According to a just-released pair of studies out of the Netherlands, newly diagnosed HIV+ people will live a near-normal lifespan provided they begin treatment fairly soon after infection. With that proviso, a typical person diagnosed at age 25 is expected to live another 52.2 years, yielding an average lifespan scarcely different from the uninfected. It should be noted that patients who were forced to begin treatment within six months of infection due to an HIV-related illness were excluded from the study cohort.
During the study 118 patients died, indicating an annual mortality rate of 0.67% a year (one death in 150 patients a year). The only predictors, at 24 weeks, of death in the next few years were HIV-related but not AIDS-defining symptoms, coming from somewhere other than developed countries or sub-Saharan Africa, and age – there was a doubling in the risk of death for every 14 years older at diagnosis. This mortality rate enabled the researchers to compute life expectancies. For a patient diagnosed at the age of 25 the life expectancy came out at 52.7 years – in other words they would die, on average, at the age of 77.7. This was scarcely different to the life expectancy for 25 year olds in the general Dutch population – 53.1 years.
Men and women diagnosed aged 25 could expect to live just five months less than HIV-negative people and men diagnosed at age 55 would live 1.3 years less (women 1.5 years less). For patients diagnosed with HIV (but not AIDS) symptoms the figure was two years shorter for men and women diagnosed at 25, and six and 7.5 years shorter for men and women respectively diagnosed at 55. The researchers comment: “The life expectancy of asymptomatic HIV-infected patients who are still treatment-naive and have not experienced [an HIV or AIDS-defining symptom] at 24 weeks after diagnosis approaches that of age and gender-matched uninfected individuals.”

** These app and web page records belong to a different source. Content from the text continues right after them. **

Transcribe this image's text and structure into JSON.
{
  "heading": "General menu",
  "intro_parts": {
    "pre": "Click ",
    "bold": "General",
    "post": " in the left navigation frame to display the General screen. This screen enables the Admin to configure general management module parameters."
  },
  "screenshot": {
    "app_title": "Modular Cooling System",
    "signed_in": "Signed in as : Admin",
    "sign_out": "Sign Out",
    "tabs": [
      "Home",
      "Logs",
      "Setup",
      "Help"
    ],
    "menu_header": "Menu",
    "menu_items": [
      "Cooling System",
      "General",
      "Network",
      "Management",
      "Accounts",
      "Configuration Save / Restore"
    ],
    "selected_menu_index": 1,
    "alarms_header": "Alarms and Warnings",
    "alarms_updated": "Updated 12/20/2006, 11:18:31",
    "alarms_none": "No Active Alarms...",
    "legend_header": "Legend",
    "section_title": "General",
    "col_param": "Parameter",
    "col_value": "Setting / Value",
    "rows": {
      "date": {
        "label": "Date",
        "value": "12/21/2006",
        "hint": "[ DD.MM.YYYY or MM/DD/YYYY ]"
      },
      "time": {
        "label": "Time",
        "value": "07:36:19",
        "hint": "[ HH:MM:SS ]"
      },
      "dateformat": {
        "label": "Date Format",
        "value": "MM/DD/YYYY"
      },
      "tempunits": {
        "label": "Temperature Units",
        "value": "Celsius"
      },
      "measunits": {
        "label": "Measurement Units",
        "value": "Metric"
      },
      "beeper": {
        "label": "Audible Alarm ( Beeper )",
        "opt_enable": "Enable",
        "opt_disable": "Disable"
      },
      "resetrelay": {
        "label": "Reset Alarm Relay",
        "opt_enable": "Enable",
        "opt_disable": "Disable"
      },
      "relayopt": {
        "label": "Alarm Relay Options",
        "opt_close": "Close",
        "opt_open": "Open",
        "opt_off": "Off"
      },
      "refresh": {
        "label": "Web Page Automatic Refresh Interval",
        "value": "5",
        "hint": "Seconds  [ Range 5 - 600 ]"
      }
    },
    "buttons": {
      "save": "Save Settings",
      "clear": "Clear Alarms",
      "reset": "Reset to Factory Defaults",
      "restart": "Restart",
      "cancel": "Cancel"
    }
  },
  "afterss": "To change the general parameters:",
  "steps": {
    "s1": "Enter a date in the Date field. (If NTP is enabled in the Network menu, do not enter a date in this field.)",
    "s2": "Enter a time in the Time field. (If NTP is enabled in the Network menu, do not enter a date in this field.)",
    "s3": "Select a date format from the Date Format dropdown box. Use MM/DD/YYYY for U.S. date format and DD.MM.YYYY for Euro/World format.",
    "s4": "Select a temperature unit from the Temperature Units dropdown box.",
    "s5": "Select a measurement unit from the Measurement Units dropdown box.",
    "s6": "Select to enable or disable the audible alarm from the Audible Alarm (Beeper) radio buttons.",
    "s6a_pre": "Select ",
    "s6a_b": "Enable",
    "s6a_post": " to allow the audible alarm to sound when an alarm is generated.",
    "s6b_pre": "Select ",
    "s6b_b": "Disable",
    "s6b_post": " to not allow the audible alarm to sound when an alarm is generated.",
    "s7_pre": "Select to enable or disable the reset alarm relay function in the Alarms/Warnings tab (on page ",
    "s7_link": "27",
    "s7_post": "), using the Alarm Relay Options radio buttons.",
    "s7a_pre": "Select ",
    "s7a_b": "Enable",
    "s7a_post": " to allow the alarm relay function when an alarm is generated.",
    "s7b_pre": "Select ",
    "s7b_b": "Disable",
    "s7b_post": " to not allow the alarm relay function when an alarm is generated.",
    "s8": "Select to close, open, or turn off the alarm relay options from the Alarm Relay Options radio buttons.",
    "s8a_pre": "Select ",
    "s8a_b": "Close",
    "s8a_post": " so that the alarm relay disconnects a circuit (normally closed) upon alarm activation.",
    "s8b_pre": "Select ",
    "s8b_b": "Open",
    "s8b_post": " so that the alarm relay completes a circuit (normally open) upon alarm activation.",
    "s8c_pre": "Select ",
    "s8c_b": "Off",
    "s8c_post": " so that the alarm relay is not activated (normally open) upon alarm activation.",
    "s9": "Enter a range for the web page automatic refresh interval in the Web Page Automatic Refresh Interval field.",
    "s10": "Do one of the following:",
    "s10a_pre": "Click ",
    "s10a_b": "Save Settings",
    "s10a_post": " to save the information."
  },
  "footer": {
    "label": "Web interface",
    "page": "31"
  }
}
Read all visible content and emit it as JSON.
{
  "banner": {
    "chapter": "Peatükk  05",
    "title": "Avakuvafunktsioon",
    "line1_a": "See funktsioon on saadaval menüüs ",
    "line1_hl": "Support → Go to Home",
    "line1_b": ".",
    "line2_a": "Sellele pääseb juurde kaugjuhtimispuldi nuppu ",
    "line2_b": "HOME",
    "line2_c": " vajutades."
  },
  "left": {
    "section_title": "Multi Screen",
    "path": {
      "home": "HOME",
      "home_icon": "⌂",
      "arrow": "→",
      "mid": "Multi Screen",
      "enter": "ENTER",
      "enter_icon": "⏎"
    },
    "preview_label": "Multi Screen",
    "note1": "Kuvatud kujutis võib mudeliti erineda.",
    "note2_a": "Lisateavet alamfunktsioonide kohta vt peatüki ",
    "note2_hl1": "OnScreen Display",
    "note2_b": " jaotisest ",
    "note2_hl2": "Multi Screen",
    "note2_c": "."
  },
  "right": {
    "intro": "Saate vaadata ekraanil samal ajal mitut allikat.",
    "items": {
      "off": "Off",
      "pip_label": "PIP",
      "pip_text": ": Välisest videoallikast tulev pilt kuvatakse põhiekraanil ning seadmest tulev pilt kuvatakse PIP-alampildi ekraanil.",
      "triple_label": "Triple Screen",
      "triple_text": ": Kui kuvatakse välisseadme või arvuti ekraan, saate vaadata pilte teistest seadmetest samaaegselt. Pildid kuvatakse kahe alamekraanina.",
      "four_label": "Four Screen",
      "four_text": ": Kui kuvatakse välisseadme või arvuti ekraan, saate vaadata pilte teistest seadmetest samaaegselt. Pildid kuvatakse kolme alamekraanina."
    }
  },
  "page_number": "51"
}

It should go without saying that while this is indeed encouraging news, the long-term side effects of HIV medications are increasingly thought to accelerate many physical and mental conditions normally seen in the very elderly. While HIV meds continue to be refined and improved, there is absolutely no excuse to carelessly shackle the rest of your life to often brutal chemotherapy.